BAPF: You mentioned in a previous interview that the setting of Las Vegas appealed to you because it was an entire city built to encourage people to only care about their own pleasure in the present moment. What drew you to exploring individualized experience in contrast tocollective experience?
JS: I'm interested in how we as individuals respond to large scale events that don't affect our lives directly. How much time do we or should we take out of our day to think about, or take some action towards, a tragedy involving people we don't know? The machinery of Vegas, built to part people from their money, works particularly hard to get you to privilege what is happening right now for you over anything else.
BAPF: Additionally, the characters featured in this play are extremely
characteristic of what one assumes they will find in Las Vegas.
Theatrically, why might it be important for us to hear their opinions
about issues like foreign policy or global tragedy?
JS: It's not.
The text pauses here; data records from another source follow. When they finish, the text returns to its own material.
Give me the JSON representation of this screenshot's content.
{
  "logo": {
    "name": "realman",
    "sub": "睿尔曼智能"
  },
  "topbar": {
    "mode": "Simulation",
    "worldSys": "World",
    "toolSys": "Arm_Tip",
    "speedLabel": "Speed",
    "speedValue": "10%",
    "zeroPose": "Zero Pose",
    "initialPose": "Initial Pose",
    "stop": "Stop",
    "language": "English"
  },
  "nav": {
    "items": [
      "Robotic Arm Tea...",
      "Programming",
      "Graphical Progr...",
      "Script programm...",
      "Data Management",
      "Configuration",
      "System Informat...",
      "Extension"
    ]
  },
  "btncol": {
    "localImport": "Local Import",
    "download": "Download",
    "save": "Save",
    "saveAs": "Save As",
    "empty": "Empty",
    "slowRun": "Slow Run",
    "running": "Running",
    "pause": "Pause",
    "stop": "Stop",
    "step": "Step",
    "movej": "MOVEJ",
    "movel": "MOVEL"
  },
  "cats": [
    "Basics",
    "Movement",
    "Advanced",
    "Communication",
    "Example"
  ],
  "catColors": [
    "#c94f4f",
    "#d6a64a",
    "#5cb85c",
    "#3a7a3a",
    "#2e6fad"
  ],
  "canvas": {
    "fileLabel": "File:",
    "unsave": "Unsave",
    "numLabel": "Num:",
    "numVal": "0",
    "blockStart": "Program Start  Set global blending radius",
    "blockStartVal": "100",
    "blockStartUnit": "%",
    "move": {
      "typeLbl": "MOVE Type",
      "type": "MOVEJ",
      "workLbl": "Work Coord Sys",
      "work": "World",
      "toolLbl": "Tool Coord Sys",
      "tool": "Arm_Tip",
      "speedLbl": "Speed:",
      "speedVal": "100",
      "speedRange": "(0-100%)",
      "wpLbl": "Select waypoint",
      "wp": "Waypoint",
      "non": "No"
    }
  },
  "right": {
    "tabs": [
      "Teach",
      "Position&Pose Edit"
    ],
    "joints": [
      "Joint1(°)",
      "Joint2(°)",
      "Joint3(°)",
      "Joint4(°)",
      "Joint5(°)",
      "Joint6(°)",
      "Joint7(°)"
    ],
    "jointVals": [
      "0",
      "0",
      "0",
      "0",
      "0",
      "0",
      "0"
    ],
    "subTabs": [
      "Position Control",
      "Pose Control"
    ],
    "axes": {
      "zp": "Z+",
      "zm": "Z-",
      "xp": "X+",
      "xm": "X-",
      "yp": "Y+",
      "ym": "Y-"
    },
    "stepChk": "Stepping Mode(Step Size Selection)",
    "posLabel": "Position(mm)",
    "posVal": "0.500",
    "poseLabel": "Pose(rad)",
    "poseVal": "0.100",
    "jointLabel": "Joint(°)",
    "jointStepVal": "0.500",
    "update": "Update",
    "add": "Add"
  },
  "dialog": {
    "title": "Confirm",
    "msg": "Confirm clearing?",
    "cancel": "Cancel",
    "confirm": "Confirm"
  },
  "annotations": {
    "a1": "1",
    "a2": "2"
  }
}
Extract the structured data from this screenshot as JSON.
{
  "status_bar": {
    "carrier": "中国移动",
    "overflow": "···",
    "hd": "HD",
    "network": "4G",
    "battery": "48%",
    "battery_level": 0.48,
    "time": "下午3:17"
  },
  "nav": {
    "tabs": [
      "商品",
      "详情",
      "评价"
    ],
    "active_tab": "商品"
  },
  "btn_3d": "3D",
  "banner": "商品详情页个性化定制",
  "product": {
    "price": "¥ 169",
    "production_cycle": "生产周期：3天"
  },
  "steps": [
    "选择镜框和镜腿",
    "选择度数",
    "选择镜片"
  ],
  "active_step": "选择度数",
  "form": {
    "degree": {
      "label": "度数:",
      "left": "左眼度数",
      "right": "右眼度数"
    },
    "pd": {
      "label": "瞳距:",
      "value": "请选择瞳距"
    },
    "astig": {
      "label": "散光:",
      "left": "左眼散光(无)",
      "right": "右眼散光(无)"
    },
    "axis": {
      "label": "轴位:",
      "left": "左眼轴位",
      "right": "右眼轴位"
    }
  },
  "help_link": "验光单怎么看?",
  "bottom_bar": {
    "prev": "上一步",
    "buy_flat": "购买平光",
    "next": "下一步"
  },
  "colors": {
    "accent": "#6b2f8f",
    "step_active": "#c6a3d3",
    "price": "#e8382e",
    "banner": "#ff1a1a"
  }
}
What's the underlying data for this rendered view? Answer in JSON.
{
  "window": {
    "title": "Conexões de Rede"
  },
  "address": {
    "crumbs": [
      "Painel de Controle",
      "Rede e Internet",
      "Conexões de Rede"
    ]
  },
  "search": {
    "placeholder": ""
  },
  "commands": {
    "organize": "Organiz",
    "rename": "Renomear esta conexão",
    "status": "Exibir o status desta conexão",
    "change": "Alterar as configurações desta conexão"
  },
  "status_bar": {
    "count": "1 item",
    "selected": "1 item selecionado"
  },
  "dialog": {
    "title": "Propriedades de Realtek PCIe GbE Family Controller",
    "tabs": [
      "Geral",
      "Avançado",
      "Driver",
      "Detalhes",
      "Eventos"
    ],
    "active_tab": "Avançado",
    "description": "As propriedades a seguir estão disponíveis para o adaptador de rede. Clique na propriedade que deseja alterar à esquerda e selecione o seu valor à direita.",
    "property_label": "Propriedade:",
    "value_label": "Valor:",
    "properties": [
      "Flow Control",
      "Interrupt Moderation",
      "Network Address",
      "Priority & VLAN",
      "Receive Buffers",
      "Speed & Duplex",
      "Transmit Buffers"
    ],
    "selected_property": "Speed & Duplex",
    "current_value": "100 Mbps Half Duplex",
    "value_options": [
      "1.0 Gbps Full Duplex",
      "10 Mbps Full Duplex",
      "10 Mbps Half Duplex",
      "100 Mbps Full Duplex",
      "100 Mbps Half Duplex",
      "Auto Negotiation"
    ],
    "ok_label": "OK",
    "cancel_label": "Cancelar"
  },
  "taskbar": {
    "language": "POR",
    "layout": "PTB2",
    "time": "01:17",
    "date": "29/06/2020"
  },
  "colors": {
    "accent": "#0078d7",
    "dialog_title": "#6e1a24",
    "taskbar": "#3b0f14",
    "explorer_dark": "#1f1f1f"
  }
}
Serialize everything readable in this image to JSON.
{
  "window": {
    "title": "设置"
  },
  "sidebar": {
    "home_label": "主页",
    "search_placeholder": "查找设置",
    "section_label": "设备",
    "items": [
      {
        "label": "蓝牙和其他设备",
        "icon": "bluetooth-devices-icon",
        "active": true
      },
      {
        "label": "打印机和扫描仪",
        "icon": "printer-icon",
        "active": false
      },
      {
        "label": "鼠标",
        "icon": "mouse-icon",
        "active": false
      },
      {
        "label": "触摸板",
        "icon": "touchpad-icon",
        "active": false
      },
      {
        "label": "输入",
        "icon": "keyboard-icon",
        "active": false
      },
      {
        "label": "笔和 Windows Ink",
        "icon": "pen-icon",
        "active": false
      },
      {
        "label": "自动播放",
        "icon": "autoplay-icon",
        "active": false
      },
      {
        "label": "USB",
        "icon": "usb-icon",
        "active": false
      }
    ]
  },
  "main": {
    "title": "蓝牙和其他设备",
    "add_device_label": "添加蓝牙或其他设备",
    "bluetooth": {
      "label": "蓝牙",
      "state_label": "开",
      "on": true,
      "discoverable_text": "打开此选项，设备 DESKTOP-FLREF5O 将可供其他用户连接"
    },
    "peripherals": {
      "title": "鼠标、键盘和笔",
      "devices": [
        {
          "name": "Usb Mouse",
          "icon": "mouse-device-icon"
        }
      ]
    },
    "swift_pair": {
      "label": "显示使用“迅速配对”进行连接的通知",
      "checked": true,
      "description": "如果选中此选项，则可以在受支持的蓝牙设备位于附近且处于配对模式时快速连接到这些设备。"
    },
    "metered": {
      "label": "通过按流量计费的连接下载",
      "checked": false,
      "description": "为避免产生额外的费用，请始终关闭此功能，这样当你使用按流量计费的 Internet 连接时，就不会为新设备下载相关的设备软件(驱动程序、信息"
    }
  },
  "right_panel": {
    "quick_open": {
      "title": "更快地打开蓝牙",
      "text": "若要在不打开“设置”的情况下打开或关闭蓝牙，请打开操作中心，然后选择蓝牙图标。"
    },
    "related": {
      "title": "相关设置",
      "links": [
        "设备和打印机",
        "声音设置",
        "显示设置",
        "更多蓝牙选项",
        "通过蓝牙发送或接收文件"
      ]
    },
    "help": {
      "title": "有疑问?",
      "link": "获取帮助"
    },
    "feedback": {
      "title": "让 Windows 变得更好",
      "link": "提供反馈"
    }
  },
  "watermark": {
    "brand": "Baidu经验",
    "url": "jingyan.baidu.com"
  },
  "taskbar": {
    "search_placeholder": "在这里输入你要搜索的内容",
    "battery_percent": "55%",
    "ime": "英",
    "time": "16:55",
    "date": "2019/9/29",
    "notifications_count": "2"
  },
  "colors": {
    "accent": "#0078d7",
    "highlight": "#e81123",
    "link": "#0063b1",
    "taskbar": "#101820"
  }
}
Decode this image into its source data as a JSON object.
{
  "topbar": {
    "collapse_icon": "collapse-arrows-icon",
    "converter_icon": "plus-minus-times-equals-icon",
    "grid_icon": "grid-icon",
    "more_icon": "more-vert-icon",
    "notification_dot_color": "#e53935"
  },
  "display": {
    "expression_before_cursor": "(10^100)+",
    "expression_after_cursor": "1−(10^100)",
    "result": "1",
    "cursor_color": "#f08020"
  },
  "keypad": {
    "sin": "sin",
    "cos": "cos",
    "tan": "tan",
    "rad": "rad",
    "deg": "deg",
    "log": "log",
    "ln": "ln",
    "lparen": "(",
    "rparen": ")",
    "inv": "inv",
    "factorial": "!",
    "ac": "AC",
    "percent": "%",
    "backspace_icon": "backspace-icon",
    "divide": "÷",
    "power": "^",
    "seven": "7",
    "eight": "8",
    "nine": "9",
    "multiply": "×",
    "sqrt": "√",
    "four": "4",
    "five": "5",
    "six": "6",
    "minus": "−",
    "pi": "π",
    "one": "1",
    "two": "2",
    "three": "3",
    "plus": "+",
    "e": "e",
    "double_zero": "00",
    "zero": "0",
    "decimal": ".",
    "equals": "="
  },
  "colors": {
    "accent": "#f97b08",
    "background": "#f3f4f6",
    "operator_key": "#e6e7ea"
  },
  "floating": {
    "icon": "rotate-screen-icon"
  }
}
What's important, at least for the play, is less about
people expressing an opinion and more about them navigating an
BAPF: Do you believe the responses in this play demonstrate a genuine
representation of our modern-day society when it comes to tragic
JS: I hope so.
BAPF: Thanks so much for talking to us! We look forward to seeing your play brought to life!